YOUR OBJECTIVE:
Where "time" appears in a line of the entries below, that line should be copied.

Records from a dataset
>>>

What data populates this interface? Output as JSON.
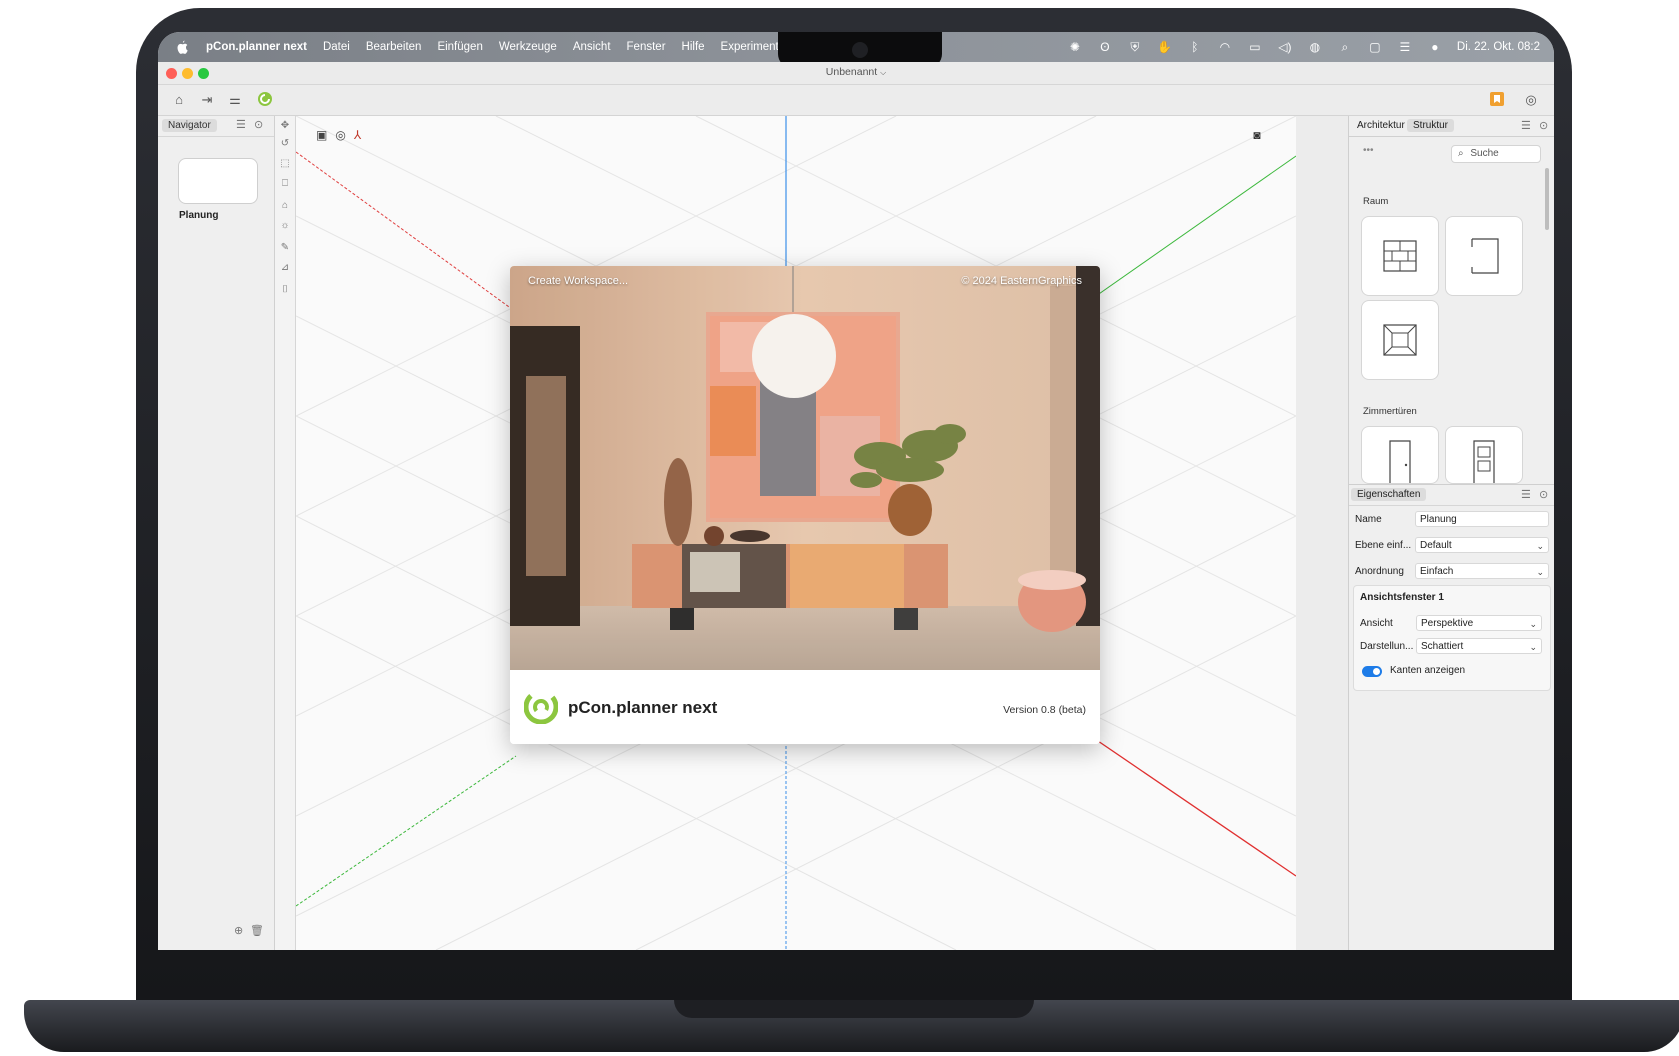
{
  "menubar": {
    "app_name": "pCon.planner next",
    "items": [
      "Datei",
      "Bearbeiten",
      "Einfügen",
      "Werkzeuge",
      "Ansicht",
      "Fenster",
      "Hilfe",
      "Experimentell"
    ],
    "clock": "Di. 22. Okt. 08:2"
  },
  "window": {
    "title": "Unbenannt"
  },
  "navigator": {
    "tab_label": "Navigator",
    "planning_label": "Planung"
  },
  "splash": {
    "create_workspace": "Create Workspace...",
    "copyright": "© 2024 EasternGraphics",
    "product_name": "pCon.planner next",
    "version": "Version 0.8 (beta)"
  },
  "catalog": {
    "tabs": [
      "Architektur",
      "Struktur"
    ],
    "search_placeholder": "Suche",
    "section_room": "Raum",
    "section_doors": "Zimmertüren"
  },
  "properties": {
    "title": "Eigenschaften",
    "name_label": "Name",
    "name_value": "Planung",
    "layer_label": "Ebene einf...",
    "layer_value": "Default",
    "arrangement_label": "Anordnung",
    "arrangement_value": "Einfach",
    "viewport_section": "Ansichtsfenster 1",
    "view_label": "Ansicht",
    "view_value": "Perspektive",
    "display_label": "Darstellun...",
    "display_value": "Schattiert",
    "edges_label": "Kanten anzeigen",
    "edges_on": true
  },
  "colors": {
    "brand_green": "#8cc63f",
    "accent_orange": "#f0a030",
    "toggle_blue": "#1e7ce8"
  }
}
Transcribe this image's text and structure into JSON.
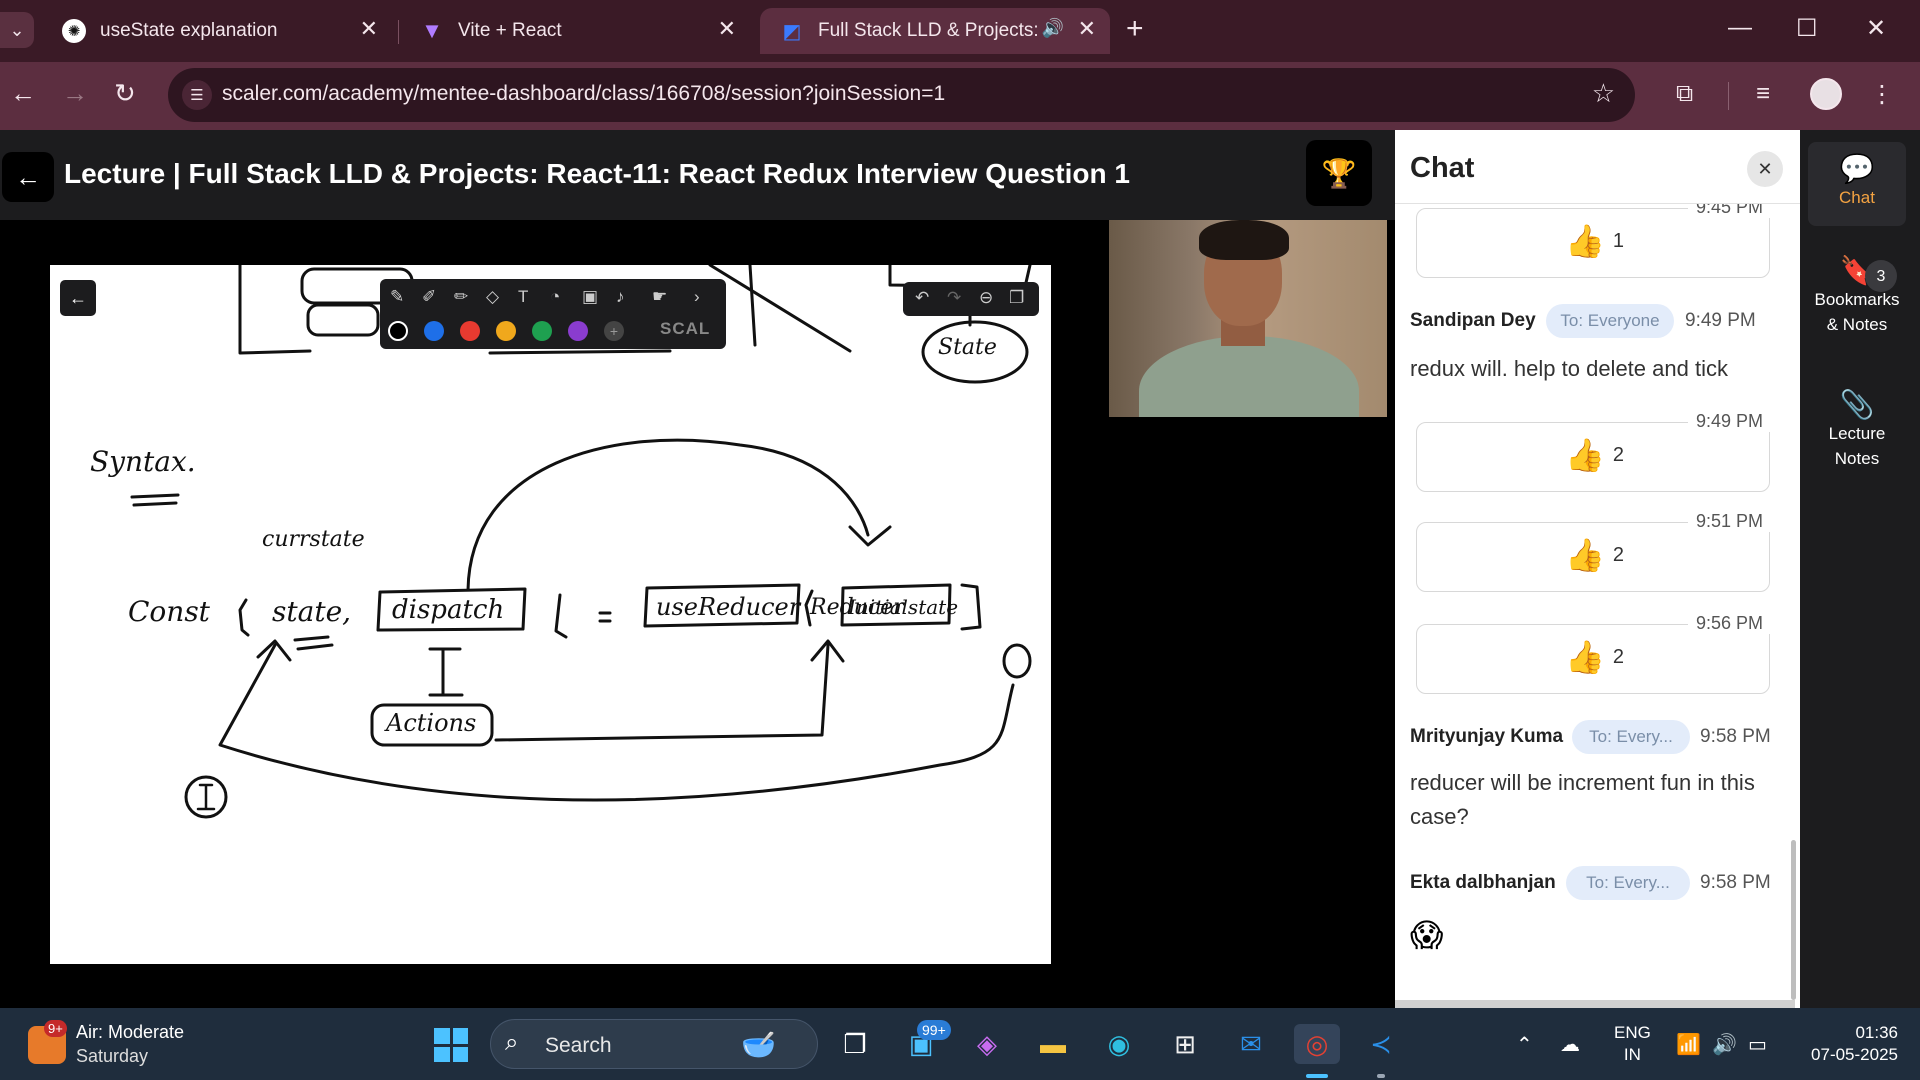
{
  "browser": {
    "tabs": [
      {
        "title": "useState explanation",
        "active": false
      },
      {
        "title": "Vite + React",
        "active": false
      },
      {
        "title": "Full Stack LLD & Projects: Re",
        "active": true
      }
    ],
    "url": "scaler.com/academy/mentee-dashboard/class/166708/session?joinSession=1",
    "icons": {
      "tab_menu": "chevron-down-icon",
      "new_tab": "plus-icon",
      "minimize": "minimize-icon",
      "maximize": "maximize-icon",
      "close": "close-icon",
      "back": "arrow-left-icon",
      "forward": "arrow-right-icon",
      "reload": "reload-icon",
      "site_info": "tune-icon",
      "bookmark": "star-icon",
      "extensions": "puzzle-icon",
      "media": "media-control-icon",
      "menu": "kebab-menu-icon"
    },
    "colors": {
      "frame": "#3a1a26",
      "toolbar": "#5c2e40",
      "omnibox": "#2e1520"
    }
  },
  "lecture": {
    "title": "Lecture | Full Stack LLD & Projects: React-11: React Redux Interview Question 1"
  },
  "whiteboard": {
    "brand": "SCAL",
    "colors": [
      "#000000",
      "#1e6fe8",
      "#e83a30",
      "#f0a81c",
      "#1ea050",
      "#8a3ccf"
    ]
  },
  "chat": {
    "title": "Chat",
    "messages": [
      {
        "kind": "reaction",
        "time": "9:45 PM",
        "emoji": "👍",
        "count": "1"
      },
      {
        "kind": "text",
        "sender": "Sandipan Dey",
        "to": "To: Everyone",
        "time": "9:49 PM",
        "text": "redux will. help to delete and tick"
      },
      {
        "kind": "reaction",
        "time": "9:49 PM",
        "emoji": "👍",
        "count": "2"
      },
      {
        "kind": "reaction",
        "time": "9:51 PM",
        "emoji": "👍",
        "count": "2"
      },
      {
        "kind": "reaction",
        "time": "9:56 PM",
        "emoji": "👍",
        "count": "2"
      },
      {
        "kind": "text",
        "sender": "Mrityunjay Kuma",
        "to": "To: Every...",
        "time": "9:58 PM",
        "text": "reducer will be increment fun in this case?"
      },
      {
        "kind": "text",
        "sender": "Ekta dalbhanjan",
        "to": "To: Every...",
        "time": "9:58 PM",
        "text": "😱"
      }
    ]
  },
  "rail": {
    "chat_label": "Chat",
    "bookmarks_line1": "Bookmarks",
    "bookmarks_line2": "& Notes",
    "bookmarks_count": "3",
    "notes_line1": "Lecture",
    "notes_line2": "Notes",
    "accent": "#f4a342"
  },
  "taskbar": {
    "weather_badge": "9+",
    "weather_title": "Air: Moderate",
    "weather_sub": "Saturday",
    "search_label": "Search",
    "mail_badge": "99+",
    "lang_line1": "ENG",
    "lang_line2": "IN",
    "time": "01:36",
    "date": "07-05-2025"
  }
}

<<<

RESPONSE BELOW:
        "time": "9:45 PM",
        "time": "9:49 PM",
        "time": "9:49 PM",
        "time": "9:51 PM",
        "time": "9:56 PM",
        "time": "9:58 PM",
        "time": "9:58 PM",
    "time": "01:36",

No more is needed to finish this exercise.